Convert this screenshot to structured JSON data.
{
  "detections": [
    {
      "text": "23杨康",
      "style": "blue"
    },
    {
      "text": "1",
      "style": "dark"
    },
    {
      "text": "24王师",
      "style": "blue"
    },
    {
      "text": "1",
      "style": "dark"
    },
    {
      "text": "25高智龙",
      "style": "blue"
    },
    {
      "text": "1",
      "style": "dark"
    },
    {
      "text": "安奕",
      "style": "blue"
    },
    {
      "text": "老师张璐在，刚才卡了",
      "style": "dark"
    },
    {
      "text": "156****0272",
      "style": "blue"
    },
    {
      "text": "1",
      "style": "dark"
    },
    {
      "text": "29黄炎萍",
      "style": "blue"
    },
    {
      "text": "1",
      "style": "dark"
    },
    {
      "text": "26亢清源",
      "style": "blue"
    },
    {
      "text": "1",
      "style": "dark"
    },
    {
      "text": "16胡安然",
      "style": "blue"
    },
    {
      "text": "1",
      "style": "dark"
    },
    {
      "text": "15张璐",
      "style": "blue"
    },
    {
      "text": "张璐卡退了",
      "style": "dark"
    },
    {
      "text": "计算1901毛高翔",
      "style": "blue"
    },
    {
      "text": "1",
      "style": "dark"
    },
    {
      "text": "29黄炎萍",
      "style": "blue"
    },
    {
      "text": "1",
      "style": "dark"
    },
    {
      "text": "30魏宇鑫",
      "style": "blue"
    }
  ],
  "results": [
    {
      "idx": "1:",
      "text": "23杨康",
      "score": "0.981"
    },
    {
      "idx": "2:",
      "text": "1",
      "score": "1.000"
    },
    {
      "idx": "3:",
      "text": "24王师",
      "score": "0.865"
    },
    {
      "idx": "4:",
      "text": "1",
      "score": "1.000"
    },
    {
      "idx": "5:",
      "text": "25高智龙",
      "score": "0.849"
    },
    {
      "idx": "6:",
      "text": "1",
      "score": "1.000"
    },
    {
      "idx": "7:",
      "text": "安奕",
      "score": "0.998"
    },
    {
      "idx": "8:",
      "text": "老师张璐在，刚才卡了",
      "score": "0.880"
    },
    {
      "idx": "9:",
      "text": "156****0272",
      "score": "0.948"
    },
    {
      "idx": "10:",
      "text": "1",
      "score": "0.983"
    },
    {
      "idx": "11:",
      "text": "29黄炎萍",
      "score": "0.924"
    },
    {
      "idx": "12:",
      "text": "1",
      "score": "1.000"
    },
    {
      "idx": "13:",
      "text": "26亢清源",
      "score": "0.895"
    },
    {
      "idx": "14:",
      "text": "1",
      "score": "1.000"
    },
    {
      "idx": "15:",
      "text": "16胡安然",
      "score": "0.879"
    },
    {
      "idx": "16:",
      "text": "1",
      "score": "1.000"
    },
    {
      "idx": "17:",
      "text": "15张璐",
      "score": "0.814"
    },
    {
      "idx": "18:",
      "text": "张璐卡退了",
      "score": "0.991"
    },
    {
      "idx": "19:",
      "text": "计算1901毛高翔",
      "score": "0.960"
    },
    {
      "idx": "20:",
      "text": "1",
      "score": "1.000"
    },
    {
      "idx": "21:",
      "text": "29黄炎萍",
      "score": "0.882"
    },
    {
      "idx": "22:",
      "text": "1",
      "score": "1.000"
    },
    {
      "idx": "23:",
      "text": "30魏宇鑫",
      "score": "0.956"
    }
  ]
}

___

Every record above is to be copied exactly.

Convert this screenshot to structured JSON data.
{
  "detections": [
    {
      "text": "23杨康",
      "style": "blue"
    },
    {
      "text": "1",
      "style": "dark"
    },
    {
      "text": "24王师",
      "style": "blue"
    },
    {
      "text": "1",
      "style": "dark"
    },
    {
      "text": "25高智龙",
      "style": "blue"
    },
    {
      "text": "1",
      "style": "dark"
    },
    {
      "text": "安奕",
      "style": "blue"
    },
    {
      "text": "老师张璐在，刚才卡了",
      "style": "dark"
    },
    {
      "text": "156****0272",
      "style": "blue"
    },
    {
      "text": "1",
      "style": "dark"
    },
    {
      "text": "29黄炎萍",
      "style": "blue"
    },
    {
      "text": "1",
      "style": "dark"
    },
    {
      "text": "26亢清源",
      "style": "blue"
    },
    {
      "text": "1",
      "style": "dark"
    },
    {
      "text": "16胡安然",
      "style": "blue"
    },
    {
      "text": "1",
      "style": "dark"
    },
    {
      "text": "15张璐",
      "style": "blue"
    },
    {
      "text": "张璐卡退了",
      "style": "dark"
    },
    {
      "text": "计算1901毛高翔",
      "style": "blue"
    },
    {
      "text": "1",
      "style": "dark"
    },
    {
      "text": "29黄炎萍",
      "style": "blue"
    },
    {
      "text": "1",
      "style": "dark"
    },
    {
      "text": "30魏宇鑫",
      "style": "blue"
    }
  ],
  "results": [
    {
      "idx": "1:",
      "text": "23杨康",
      "score": "0.981"
    },
    {
      "idx": "2:",
      "text": "1",
      "score": "1.000"
    },
    {
      "idx": "3:",
      "text": "24王师",
      "score": "0.865"
    },
    {
      "idx": "4:",
      "text": "1",
      "score": "1.000"
    },
    {
      "idx": "5:",
      "text": "25高智龙",
      "score": "0.849"
    },
    {
      "idx": "6:",
      "text": "1",
      "score": "1.000"
    },
    {
      "idx": "7:",
      "text": "安奕",
      "score": "0.998"
    },
    {
      "idx": "8:",
      "text": "老师张璐在，刚才卡了",
      "score": "0.880"
    },
    {
      "idx": "9:",
      "text": "156****0272",
      "score": "0.948"
    },
    {
      "idx": "10:",
      "text": "1",
      "score": "0.983"
    },
    {
      "idx": "11:",
      "text": "29黄炎萍",
      "score": "0.924"
    },
    {
      "idx": "12:",
      "text": "1",
      "score": "1.000"
    },
    {
      "idx": "13:",
      "text": "26亢清源",
      "score": "0.895"
    },
    {
      "idx": "14:",
      "text": "1",
      "score": "1.000"
    },
    {
      "idx": "15:",
      "text": "16胡安然",
      "score": "0.879"
    },
    {
      "idx": "16:",
      "text": "1",
      "score": "1.000"
    },
    {
      "idx": "17:",
      "text": "15张璐",
      "score": "0.814"
    },
    {
      "idx": "18:",
      "text": "张璐卡退了",
      "score": "0.991"
    },
    {
      "idx": "19:",
      "text": "计算1901毛高翔",
      "score": "0.960"
    },
    {
      "idx": "20:",
      "text": "1",
      "score": "1.000"
    },
    {
      "idx": "21:",
      "text": "29黄炎萍",
      "score": "0.882"
    },
    {
      "idx": "22:",
      "text": "1",
      "score": "1.000"
    },
    {
      "idx": "23:",
      "text": "30魏宇鑫",
      "score": "0.956"
    }
  ]
}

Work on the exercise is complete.